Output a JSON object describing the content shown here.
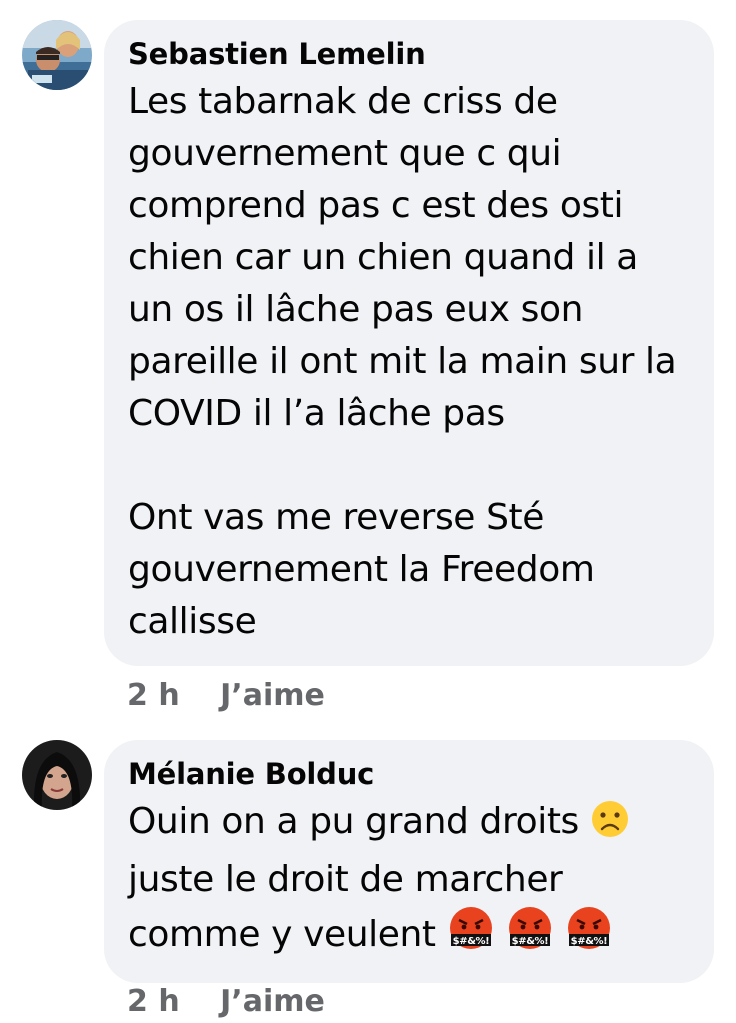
{
  "comments": [
    {
      "author": "Sebastien Lemelin",
      "paragraphs": [
        "Les tabarnak de criss de gouvernement que c qui comprend pas c est des osti chien car un chien quand il a un os il lâche pas eux son pareille il ont mit la main sur la COVID il l’a lâche pas",
        "Ont vas me reverse Sté gouvernement la Freedom callisse"
      ],
      "time": "2 h",
      "like_label": "J’aime"
    },
    {
      "author": "Mélanie Bolduc",
      "line1": "Ouin on a pu grand droits",
      "line2": "juste le droit de marcher comme y veulent",
      "time": "2 h",
      "like_label": "J’aime"
    }
  ],
  "emoji_names": [
    "frowning-face-emoji",
    "face-with-symbols-on-mouth-emoji"
  ]
}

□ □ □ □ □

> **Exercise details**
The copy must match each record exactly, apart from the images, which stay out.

> **Solution to the exercise**
Output a JSON object describing the content shown here.
{
  "comments": [
    {
      "author": "Sebastien Lemelin",
      "paragraphs": [
        "Les tabarnak de criss de gouvernement que c qui comprend pas c est des osti chien car un chien quand il a un os il lâche pas eux son pareille il ont mit la main sur la COVID il l’a lâche pas",
        "Ont vas me reverse Sté gouvernement la Freedom callisse"
      ],
      "time": "2 h",
      "like_label": "J’aime"
    },
    {
      "author": "Mélanie Bolduc",
      "line1": "Ouin on a pu grand droits",
      "line2": "juste le droit de marcher comme y veulent",
      "time": "2 h",
      "like_label": "J’aime"
    }
  ],
  "emoji_names": [
    "frowning-face-emoji",
    "face-with-symbols-on-mouth-emoji"
  ]
}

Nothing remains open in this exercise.